Exercise details -
Find each line below where the word "面试和总成绩公布表" occurs, and copy it.

Data shown -
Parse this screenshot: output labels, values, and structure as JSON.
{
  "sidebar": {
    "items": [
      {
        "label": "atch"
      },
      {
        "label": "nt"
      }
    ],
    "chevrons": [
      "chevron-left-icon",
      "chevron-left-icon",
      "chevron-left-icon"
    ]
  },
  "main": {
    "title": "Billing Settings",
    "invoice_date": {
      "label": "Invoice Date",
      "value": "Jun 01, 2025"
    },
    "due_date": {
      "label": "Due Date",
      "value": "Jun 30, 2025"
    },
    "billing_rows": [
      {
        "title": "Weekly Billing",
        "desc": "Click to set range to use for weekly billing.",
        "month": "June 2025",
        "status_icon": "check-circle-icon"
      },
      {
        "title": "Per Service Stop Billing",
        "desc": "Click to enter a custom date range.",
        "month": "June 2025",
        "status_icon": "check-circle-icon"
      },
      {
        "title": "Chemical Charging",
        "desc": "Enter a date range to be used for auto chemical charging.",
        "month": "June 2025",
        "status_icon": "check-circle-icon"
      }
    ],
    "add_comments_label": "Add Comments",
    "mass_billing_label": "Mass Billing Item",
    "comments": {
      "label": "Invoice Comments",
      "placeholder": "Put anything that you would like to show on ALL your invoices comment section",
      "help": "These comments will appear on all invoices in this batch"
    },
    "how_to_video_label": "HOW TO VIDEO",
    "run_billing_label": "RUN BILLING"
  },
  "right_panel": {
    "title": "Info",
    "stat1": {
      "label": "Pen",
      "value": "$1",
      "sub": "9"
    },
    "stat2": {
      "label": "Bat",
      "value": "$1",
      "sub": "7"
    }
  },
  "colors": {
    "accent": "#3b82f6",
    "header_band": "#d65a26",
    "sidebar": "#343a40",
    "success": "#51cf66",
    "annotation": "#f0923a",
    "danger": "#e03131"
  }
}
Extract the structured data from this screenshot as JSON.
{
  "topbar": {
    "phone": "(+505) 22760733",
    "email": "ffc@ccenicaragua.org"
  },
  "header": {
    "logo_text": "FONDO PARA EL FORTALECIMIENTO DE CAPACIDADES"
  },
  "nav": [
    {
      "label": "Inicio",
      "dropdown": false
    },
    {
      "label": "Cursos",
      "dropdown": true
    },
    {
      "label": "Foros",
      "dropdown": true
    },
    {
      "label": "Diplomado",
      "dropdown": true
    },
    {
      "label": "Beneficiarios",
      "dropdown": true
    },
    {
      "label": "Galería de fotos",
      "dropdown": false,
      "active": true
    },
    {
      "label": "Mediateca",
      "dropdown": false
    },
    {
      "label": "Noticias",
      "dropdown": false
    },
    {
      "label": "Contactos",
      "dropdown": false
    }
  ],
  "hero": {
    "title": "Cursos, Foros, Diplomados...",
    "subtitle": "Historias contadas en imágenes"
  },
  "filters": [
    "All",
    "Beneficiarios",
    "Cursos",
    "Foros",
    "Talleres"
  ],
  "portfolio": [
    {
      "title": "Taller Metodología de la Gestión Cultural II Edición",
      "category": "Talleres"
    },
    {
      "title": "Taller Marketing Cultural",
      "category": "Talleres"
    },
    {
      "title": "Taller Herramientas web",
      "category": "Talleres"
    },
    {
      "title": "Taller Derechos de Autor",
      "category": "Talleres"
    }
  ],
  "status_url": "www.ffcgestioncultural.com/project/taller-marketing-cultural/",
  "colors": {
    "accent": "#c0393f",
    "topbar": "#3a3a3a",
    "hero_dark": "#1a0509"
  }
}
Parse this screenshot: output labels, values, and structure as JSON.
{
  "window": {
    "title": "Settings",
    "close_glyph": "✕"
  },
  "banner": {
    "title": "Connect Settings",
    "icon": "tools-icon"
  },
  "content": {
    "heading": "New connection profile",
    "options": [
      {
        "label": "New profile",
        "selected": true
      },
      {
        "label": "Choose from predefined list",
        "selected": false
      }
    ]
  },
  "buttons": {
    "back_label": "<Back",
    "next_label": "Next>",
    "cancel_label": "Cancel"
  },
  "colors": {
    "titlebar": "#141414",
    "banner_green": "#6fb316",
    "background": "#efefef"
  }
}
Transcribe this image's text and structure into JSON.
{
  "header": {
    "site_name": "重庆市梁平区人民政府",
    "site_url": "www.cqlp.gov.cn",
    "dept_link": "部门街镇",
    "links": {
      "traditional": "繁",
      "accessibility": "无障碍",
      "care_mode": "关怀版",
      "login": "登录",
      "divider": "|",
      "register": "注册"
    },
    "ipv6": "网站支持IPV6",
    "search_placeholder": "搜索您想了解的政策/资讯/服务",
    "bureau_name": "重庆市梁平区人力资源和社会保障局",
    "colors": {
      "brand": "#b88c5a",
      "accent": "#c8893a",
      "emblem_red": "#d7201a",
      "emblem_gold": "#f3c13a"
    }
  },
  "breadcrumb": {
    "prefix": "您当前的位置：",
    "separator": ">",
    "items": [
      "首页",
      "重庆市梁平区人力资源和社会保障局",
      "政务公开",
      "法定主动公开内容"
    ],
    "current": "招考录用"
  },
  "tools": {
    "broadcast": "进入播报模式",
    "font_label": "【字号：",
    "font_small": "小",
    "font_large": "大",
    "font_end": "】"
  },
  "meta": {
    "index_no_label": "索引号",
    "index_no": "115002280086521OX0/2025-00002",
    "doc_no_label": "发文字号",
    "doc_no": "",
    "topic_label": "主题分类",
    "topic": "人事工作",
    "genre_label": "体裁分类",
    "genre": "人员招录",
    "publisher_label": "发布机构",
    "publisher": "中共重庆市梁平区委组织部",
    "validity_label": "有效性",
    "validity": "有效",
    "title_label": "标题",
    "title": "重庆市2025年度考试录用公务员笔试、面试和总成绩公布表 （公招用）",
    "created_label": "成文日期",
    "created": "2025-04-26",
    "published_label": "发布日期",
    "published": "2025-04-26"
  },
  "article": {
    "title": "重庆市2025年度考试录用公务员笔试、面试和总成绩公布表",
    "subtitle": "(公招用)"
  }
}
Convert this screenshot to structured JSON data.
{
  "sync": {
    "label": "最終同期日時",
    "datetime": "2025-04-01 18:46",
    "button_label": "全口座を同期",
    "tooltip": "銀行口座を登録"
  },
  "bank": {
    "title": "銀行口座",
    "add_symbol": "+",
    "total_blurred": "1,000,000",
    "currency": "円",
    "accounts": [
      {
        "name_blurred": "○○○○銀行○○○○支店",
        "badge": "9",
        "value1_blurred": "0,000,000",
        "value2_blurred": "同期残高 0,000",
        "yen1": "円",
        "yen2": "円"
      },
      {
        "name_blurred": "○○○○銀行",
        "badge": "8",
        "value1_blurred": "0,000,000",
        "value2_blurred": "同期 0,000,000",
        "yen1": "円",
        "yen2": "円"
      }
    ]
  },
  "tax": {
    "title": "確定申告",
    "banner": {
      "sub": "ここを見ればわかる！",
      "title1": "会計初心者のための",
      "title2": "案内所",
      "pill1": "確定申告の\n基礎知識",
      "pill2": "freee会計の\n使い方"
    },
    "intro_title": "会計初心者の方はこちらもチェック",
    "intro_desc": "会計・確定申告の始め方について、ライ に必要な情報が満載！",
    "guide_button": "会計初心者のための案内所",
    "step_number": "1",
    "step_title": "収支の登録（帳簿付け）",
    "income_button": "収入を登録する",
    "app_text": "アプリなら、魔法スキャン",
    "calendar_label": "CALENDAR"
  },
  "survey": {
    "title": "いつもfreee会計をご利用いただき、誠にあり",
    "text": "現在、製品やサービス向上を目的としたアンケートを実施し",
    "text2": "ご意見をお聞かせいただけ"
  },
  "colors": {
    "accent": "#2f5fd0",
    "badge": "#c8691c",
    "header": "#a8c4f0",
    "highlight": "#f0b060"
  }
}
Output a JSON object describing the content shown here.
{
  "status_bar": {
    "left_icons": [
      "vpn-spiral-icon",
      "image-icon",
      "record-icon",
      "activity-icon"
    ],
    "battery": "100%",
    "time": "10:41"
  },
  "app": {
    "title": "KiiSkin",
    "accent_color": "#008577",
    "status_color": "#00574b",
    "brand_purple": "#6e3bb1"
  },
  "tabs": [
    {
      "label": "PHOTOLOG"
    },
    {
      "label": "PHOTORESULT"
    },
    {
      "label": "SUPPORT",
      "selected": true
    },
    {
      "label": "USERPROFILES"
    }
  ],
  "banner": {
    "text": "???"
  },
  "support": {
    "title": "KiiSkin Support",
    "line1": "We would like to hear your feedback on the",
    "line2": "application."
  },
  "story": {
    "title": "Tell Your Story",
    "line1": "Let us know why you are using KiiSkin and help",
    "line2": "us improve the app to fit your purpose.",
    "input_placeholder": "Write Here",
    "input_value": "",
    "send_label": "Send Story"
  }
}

Answer section -
    "title": "重庆市2025年度考试录用公务员笔试、面试和总成绩公布表 （公招用）",
    "title": "重庆市2025年度考试录用公务员笔试、面试和总成绩公布表",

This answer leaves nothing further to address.